Birthday Persian Rock Cakes
These little light cakes are a particular favourite of mine. They are quick, supremely easy to make and are very economical. Sprinkle a classically Persian ingredient into classically English cake mix which has stood the test of time and you have an extra special breakfast fit for a birthday or another occasion worth celebrating.
225g self-raising flour
3/4 tsp ground mixed spice
125g vegan margarine, cold from the fridge, diced
3 rounded tbs soft brown sugar
80g tub of pomegranate seeds
2 rounded tsp apple sauce and 1 tbs plant milk, whisked together with a fork
- Preheat the oven to 200C/400F/Gas Mark 6. Grease a baking sheet.
- Sift the flour and mixed spice into a bowl. Rinse your hands in cold water, dry them, then rub the marg into the mixture until you have little breadcrumbs. Try just to use the tips of your fingers because you want to keep the marg as cold as possible.
- Add the sugar, the dried fruit, the pomegranate seeds and the plant milk/apple sauce mixture. Gently stir until everything is just combined, like you would with muffins. If you overmix, you’ll end up with tough cakes.
- Using a tablespoon (serving-spoon size, not the measurement), put 8 rock-like heaps of the mixture onto your baking sheet, making sure you have plenty of room around each cake to allow them to spread.
- Bake for about 12-15 minutes, until browned. Leave to cool on a wire rack. (The pomegranate seeds get startlingly hot).
- Serve with birthday candles stuck into them at odd angles. If you happen to come across these candle holders with tiny garden forks, so much the better to shift rocks.

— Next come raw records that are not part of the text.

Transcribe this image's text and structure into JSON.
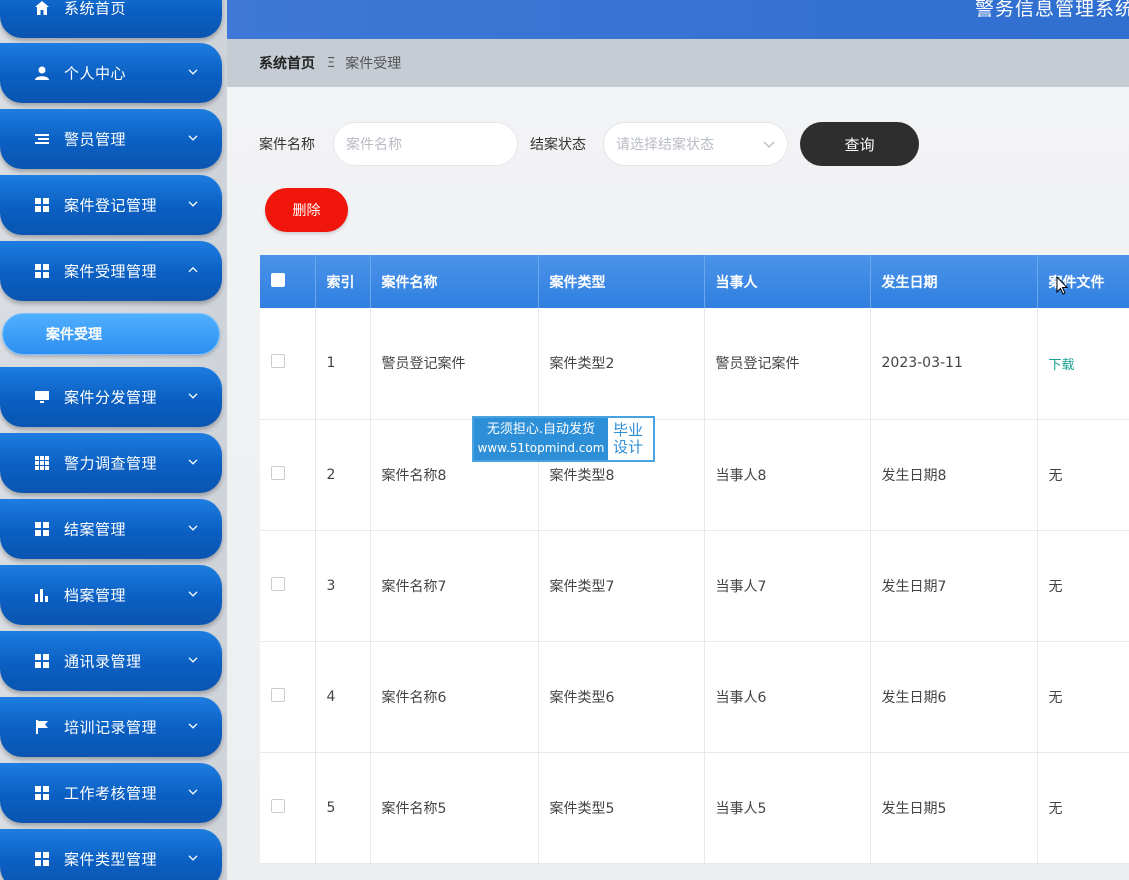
{
  "header": {
    "system_title": "警务信息管理系统"
  },
  "sidebar": {
    "items": [
      {
        "label": "系统首页",
        "icon": "home-icon"
      },
      {
        "label": "个人中心",
        "icon": "user-icon"
      },
      {
        "label": "警员管理",
        "icon": "list-icon"
      },
      {
        "label": "案件登记管理",
        "icon": "grid-icon"
      },
      {
        "label": "案件受理管理",
        "icon": "grid-icon"
      },
      {
        "label": "案件分发管理",
        "icon": "monitor-icon"
      },
      {
        "label": "警力调查管理",
        "icon": "apps-icon"
      },
      {
        "label": "结案管理",
        "icon": "grid-icon"
      },
      {
        "label": "档案管理",
        "icon": "bar-chart-icon"
      },
      {
        "label": "通讯录管理",
        "icon": "grid-icon"
      },
      {
        "label": "培训记录管理",
        "icon": "flag-icon"
      },
      {
        "label": "工作考核管理",
        "icon": "grid-icon"
      },
      {
        "label": "案件类型管理",
        "icon": "grid-icon"
      }
    ],
    "active_sub_item": "案件受理"
  },
  "breadcrumb": {
    "home": "系统首页",
    "separator": "Ξ",
    "current": "案件受理"
  },
  "search": {
    "case_name_label": "案件名称",
    "case_name_placeholder": "案件名称",
    "status_label": "结案状态",
    "status_placeholder": "请选择结案状态",
    "query_button": "查询"
  },
  "actions": {
    "delete_button": "删除"
  },
  "table": {
    "columns": [
      "索引",
      "案件名称",
      "案件类型",
      "当事人",
      "发生日期",
      "案件文件"
    ],
    "rows": [
      {
        "index": "1",
        "name": "警员登记案件",
        "type": "案件类型2",
        "party": "警员登记案件",
        "date": "2023-03-11",
        "file": "下载"
      },
      {
        "index": "2",
        "name": "案件名称8",
        "type": "案件类型8",
        "party": "当事人8",
        "date": "发生日期8",
        "file": "无"
      },
      {
        "index": "3",
        "name": "案件名称7",
        "type": "案件类型7",
        "party": "当事人7",
        "date": "发生日期7",
        "file": "无"
      },
      {
        "index": "4",
        "name": "案件名称6",
        "type": "案件类型6",
        "party": "当事人6",
        "date": "发生日期6",
        "file": "无"
      },
      {
        "index": "5",
        "name": "案件名称5",
        "type": "案件类型5",
        "party": "当事人5",
        "date": "发生日期5",
        "file": "无"
      }
    ]
  },
  "watermark": {
    "line1": "无须担心.自动发货",
    "url": "www.51topmind.com",
    "side1": "毕业",
    "side2": "设计"
  },
  "colors": {
    "sidebar_blue": "#0b5fc2",
    "header_blue": "#3f78d6",
    "delete_red": "#f0160b",
    "query_dark": "#2e2e2e",
    "link_teal": "#17a08f"
  }
}
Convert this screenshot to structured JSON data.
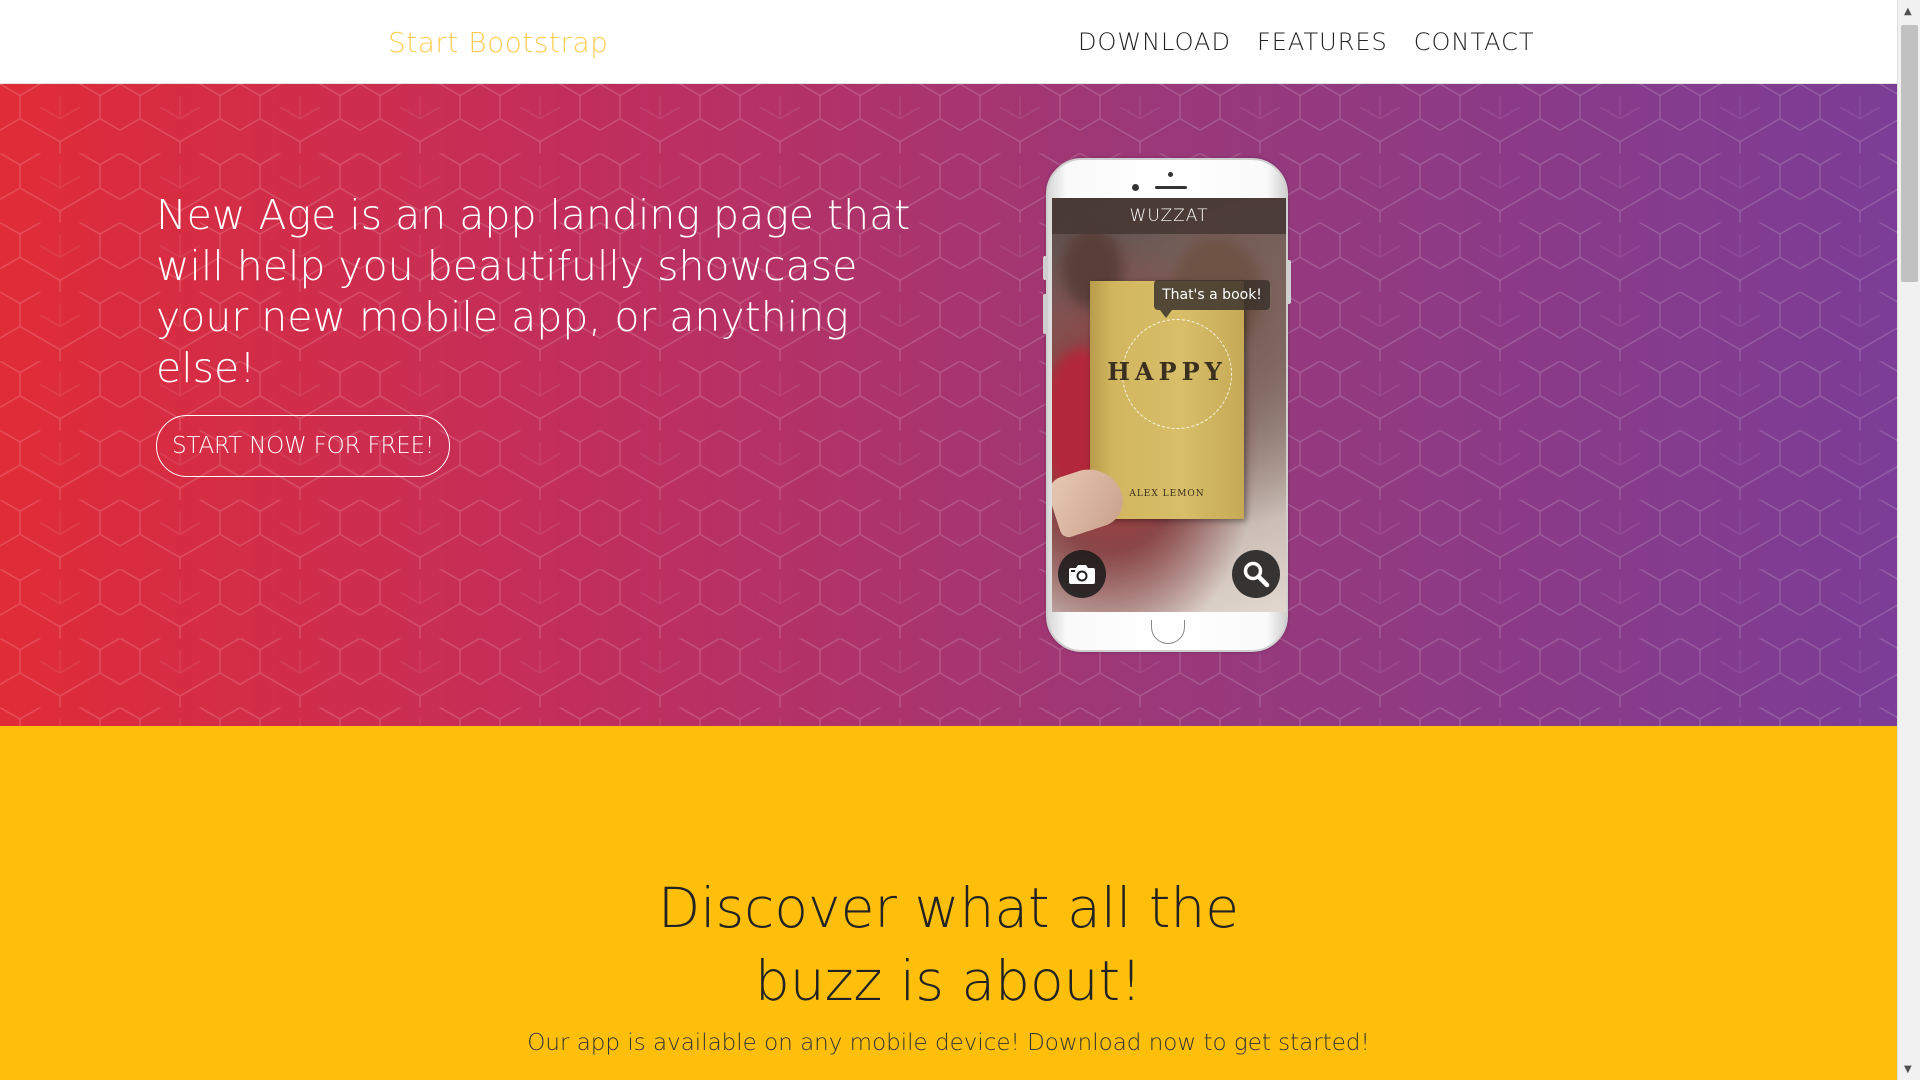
{
  "navbar": {
    "brand": "Start Bootstrap",
    "links": [
      "DOWNLOAD",
      "FEATURES",
      "CONTACT"
    ]
  },
  "hero": {
    "heading": "New Age is an app landing page that will help you beautifully showcase your new mobile app, or anything else!",
    "cta_label": "START NOW FOR FREE!",
    "phone": {
      "app_name": "WUZZAT",
      "tooltip": "That's a book!",
      "book_title": "HAPPY",
      "book_author": "ALEX LEMON",
      "left_button_icon": "camera-icon",
      "right_button_icon": "search-icon"
    }
  },
  "download": {
    "heading_line1": "Discover what all the",
    "heading_line2": "buzz is about!",
    "text": "Our app is available on any mobile device! Download now to get started!"
  },
  "colors": {
    "brand": "#fdcc52",
    "hero_gradient_start": "#e02c37",
    "hero_gradient_end": "#7b3d96",
    "download_bg": "#fdbf0a"
  }
}
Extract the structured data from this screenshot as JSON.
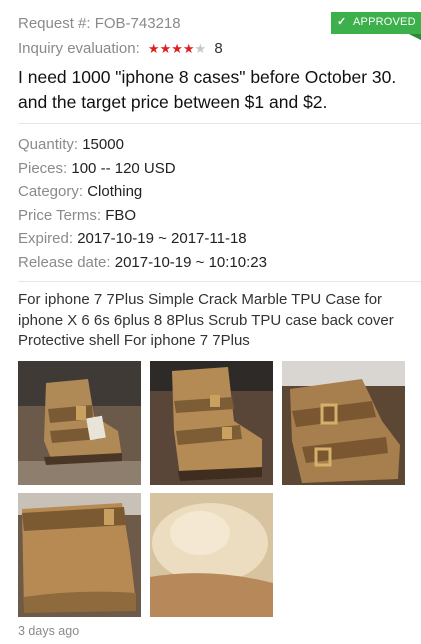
{
  "request": {
    "label": "Request #:",
    "number": "FOB-743218"
  },
  "status": {
    "label": "APPROVED",
    "color": "#3cb04a",
    "icon": "check-icon"
  },
  "evaluation": {
    "label": "Inquiry evaluation:",
    "stars_filled": 4,
    "stars_total": 5,
    "value": "8"
  },
  "message": "I need 1000 \"iphone 8 cases\" before October 30. and the target price between $1 and $2.",
  "details": [
    {
      "key": "Quantity:",
      "value": "15000"
    },
    {
      "key": "Pieces:",
      "value": "100 -- 120 USD"
    },
    {
      "key": "Category:",
      "value": "Clothing"
    },
    {
      "key": "Price Terms:",
      "value": "FBO"
    },
    {
      "key": "Expired:",
      "value": "2017-10-19 ~ 2017-11-18"
    },
    {
      "key": "Release date:",
      "value": "2017-10-19 ~ 10:10:23"
    }
  ],
  "product_title": "For iphone 7 7Plus Simple Crack Marble TPU Case for iphone X 6 6s 6plus 8 8Plus Scrub TPU case back cover Protective shell For iphone 7 7Plus",
  "images": [
    {
      "name": "boot-photo-1",
      "subject": "suede-ankle-boot-with-tag"
    },
    {
      "name": "boot-photo-2",
      "subject": "suede-boot-side-buckles"
    },
    {
      "name": "boot-photo-3",
      "subject": "suede-boot-buckle-closeup"
    },
    {
      "name": "boot-photo-4",
      "subject": "suede-boot-toe-closeup"
    },
    {
      "name": "boot-photo-5",
      "subject": "boot-fur-lining-closeup"
    }
  ],
  "posted_ago": "3 days ago",
  "colors": {
    "star_on": "#e02020",
    "star_off": "#c8c8c8",
    "label_gray": "#8a8a8a"
  }
}
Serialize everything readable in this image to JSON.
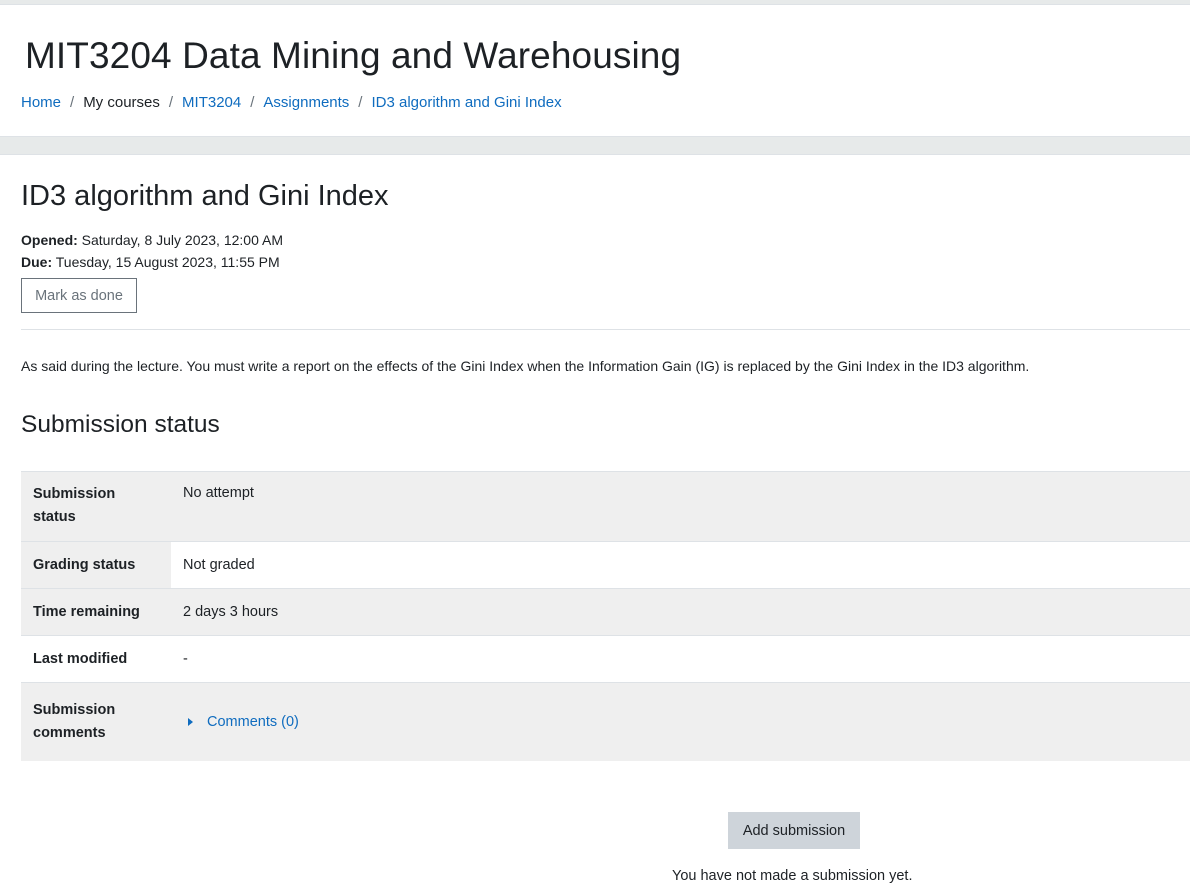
{
  "course": {
    "title": "MIT3204 Data Mining and Warehousing"
  },
  "breadcrumb": {
    "home": "Home",
    "my_courses": "My courses",
    "course": "MIT3204",
    "section": "Assignments",
    "activity": "ID3 algorithm and Gini Index",
    "separator": "/"
  },
  "activity": {
    "title": "ID3 algorithm and Gini Index",
    "opened_label": "Opened:",
    "opened_value": "Saturday, 8 July 2023, 12:00 AM",
    "due_label": "Due:",
    "due_value": "Tuesday, 15 August 2023, 11:55 PM",
    "mark_done_label": "Mark as done",
    "intro": "As said during the lecture. You must write a report on the effects of the Gini Index when the Information Gain (IG) is replaced by the Gini Index in the ID3 algorithm."
  },
  "submission": {
    "heading": "Submission status",
    "rows": [
      {
        "label": "Submission status",
        "value": "No attempt"
      },
      {
        "label": "Grading status",
        "value": "Not graded"
      },
      {
        "label": "Time remaining",
        "value": "2 days 3 hours"
      },
      {
        "label": "Last modified",
        "value": "-"
      },
      {
        "label": "Submission comments",
        "value": "Comments (0)"
      }
    ],
    "add_button": "Add submission",
    "no_submission_note": "You have not made a submission yet."
  },
  "colors": {
    "link": "#0f6cbf",
    "row_shade": "#efefef",
    "button_secondary": "#ced4da"
  },
  "icons": {
    "comments_toggle": "caret-right-icon"
  }
}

If you buy the apple sauce, sugar, sultanas and flour at Aldi, and the margarine, milk, mixed spice and pomegranate seeds at ASDA, the bills will total around £4.33, but of course you’ll have plenty left of all the ingredients, excepting the pomegranate seeds. But with a bit of luck you’ll have some of these items at home already!